» WORK REQUIRED
Copy the entries without a single change. Pictures should be dropped.

___ DATASET EXCERPTS

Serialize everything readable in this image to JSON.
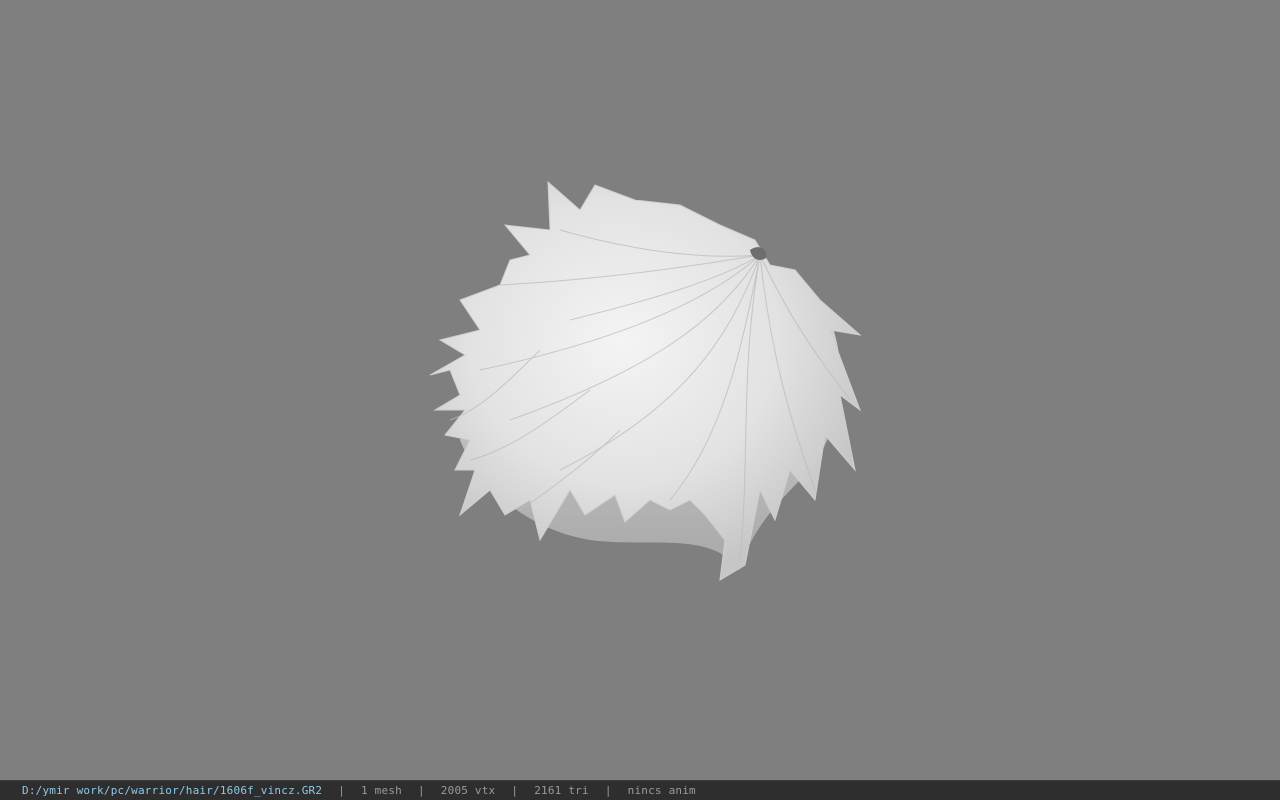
{
  "viewport": {
    "background": "#7f7f7f",
    "model_name": "hair mesh"
  },
  "statusbar": {
    "path": "D:/ymir work/pc/warrior/hair/1606f_vincz.GR2",
    "separator": "|",
    "mesh_count": "1 mesh",
    "vertex_count": "2005 vtx",
    "triangle_count": "2161 tri",
    "anim": "nincs anim",
    "path_color": "#8fc7e6",
    "text_color": "#9a9a9a"
  }
}
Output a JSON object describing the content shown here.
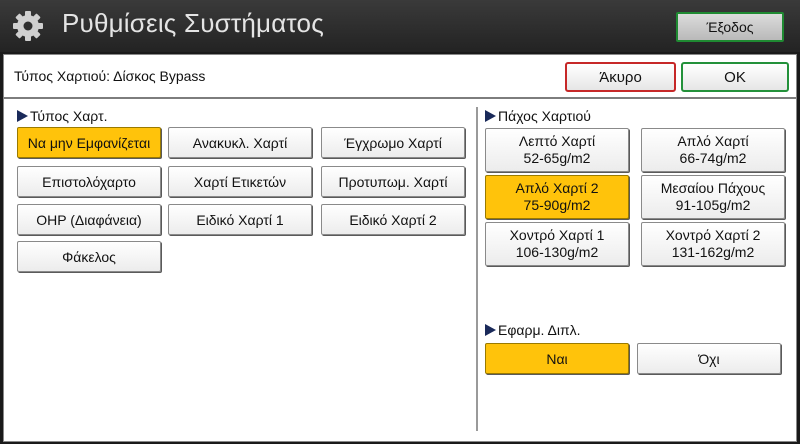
{
  "titlebar": {
    "icon": "gear-icon",
    "title": "Ρυθμίσεις Συστήματος",
    "exit_label": "Έξοδος"
  },
  "header": {
    "title": "Τύπος Χαρτιού: Δίσκος Bypass",
    "cancel_label": "Άκυρο",
    "ok_label": "OK"
  },
  "paper_type": {
    "label": "Τύπος Χαρτ.",
    "options": [
      {
        "label": "Να μην Εμφανίζεται",
        "selected": true
      },
      {
        "label": "Ανακυκλ. Χαρτί",
        "selected": false
      },
      {
        "label": "Έγχρωμο Χαρτί",
        "selected": false
      },
      {
        "label": "Επιστολόχαρτο",
        "selected": false
      },
      {
        "label": "Χαρτί Ετικετών",
        "selected": false
      },
      {
        "label": "Προτυπωμ. Χαρτί",
        "selected": false
      },
      {
        "label": "OHP (Διαφάνεια)",
        "selected": false
      },
      {
        "label": "Ειδικό Χαρτί 1",
        "selected": false
      },
      {
        "label": "Ειδικό Χαρτί 2",
        "selected": false
      },
      {
        "label": "Φάκελος",
        "selected": false
      }
    ]
  },
  "thickness": {
    "label": "Πάχος Χαρτιού",
    "options": [
      {
        "name": "Λεπτό Χαρτί",
        "range": "52-65g/m2",
        "selected": false
      },
      {
        "name": "Απλό Χαρτί",
        "range": "66-74g/m2",
        "selected": false
      },
      {
        "name": "Απλό Χαρτί 2",
        "range": "75-90g/m2",
        "selected": true
      },
      {
        "name": "Μεσαίου Πάχους",
        "range": "91-105g/m2",
        "selected": false
      },
      {
        "name": "Χοντρό Χαρτί 1",
        "range": "106-130g/m2",
        "selected": false
      },
      {
        "name": "Χοντρό Χαρτί 2",
        "range": "131-162g/m2",
        "selected": false
      }
    ]
  },
  "duplex": {
    "label": "Εφαρμ. Διπλ.",
    "yes_label": "Ναι",
    "no_label": "Όχι",
    "selected": "yes"
  },
  "colors": {
    "selected": "#ffc30b",
    "cancel_border": "#c62828",
    "ok_border": "#23913a"
  }
}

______

» SOLUTION FOR THIS EXERCISE
Serialize everything readable in this image to JSON.
{
  "viewport": {
    "background": "#7f7f7f",
    "model_name": "hair mesh"
  },
  "statusbar": {
    "path": "D:/ymir work/pc/warrior/hair/1606f_vincz.GR2",
    "separator": "|",
    "mesh_count": "1 mesh",
    "vertex_count": "2005 vtx",
    "triangle_count": "2161 tri",
    "anim": "nincs anim",
    "path_color": "#8fc7e6",
    "text_color": "#9a9a9a"
  }
}
Output a JSON object describing the content shown here.
{
  "titlebar": {
    "icon": "gear-icon",
    "title": "Ρυθμίσεις Συστήματος",
    "exit_label": "Έξοδος"
  },
  "header": {
    "title": "Τύπος Χαρτιού: Δίσκος Bypass",
    "cancel_label": "Άκυρο",
    "ok_label": "OK"
  },
  "paper_type": {
    "label": "Τύπος Χαρτ.",
    "options": [
      {
        "label": "Να μην Εμφανίζεται",
        "selected": true
      },
      {
        "label": "Ανακυκλ. Χαρτί",
        "selected": false
      },
      {
        "label": "Έγχρωμο Χαρτί",
        "selected": false
      },
      {
        "label": "Επιστολόχαρτο",
        "selected": false
      },
      {
        "label": "Χαρτί Ετικετών",
        "selected": false
      },
      {
        "label": "Προτυπωμ. Χαρτί",
        "selected": false
      },
      {
        "label": "OHP (Διαφάνεια)",
        "selected": false
      },
      {
        "label": "Ειδικό Χαρτί 1",
        "selected": false
      },
      {
        "label": "Ειδικό Χαρτί 2",
        "selected": false
      },
      {
        "label": "Φάκελος",
        "selected": false
      }
    ]
  },
  "thickness": {
    "label": "Πάχος Χαρτιού",
    "options": [
      {
        "name": "Λεπτό Χαρτί",
        "range": "52-65g/m2",
        "selected": false
      },
      {
        "name": "Απλό Χαρτί",
        "range": "66-74g/m2",
        "selected": false
      },
      {
        "name": "Απλό Χαρτί 2",
        "range": "75-90g/m2",
        "selected": true
      },
      {
        "name": "Μεσαίου Πάχους",
        "range": "91-105g/m2",
        "selected": false
      },
      {
        "name": "Χοντρό Χαρτί 1",
        "range": "106-130g/m2",
        "selected": false
      },
      {
        "name": "Χοντρό Χαρτί 2",
        "range": "131-162g/m2",
        "selected": false
      }
    ]
  },
  "duplex": {
    "label": "Εφαρμ. Διπλ.",
    "yes_label": "Ναι",
    "no_label": "Όχι",
    "selected": "yes"
  },
  "colors": {
    "selected": "#ffc30b",
    "cancel_border": "#c62828",
    "ok_border": "#23913a"
  }
}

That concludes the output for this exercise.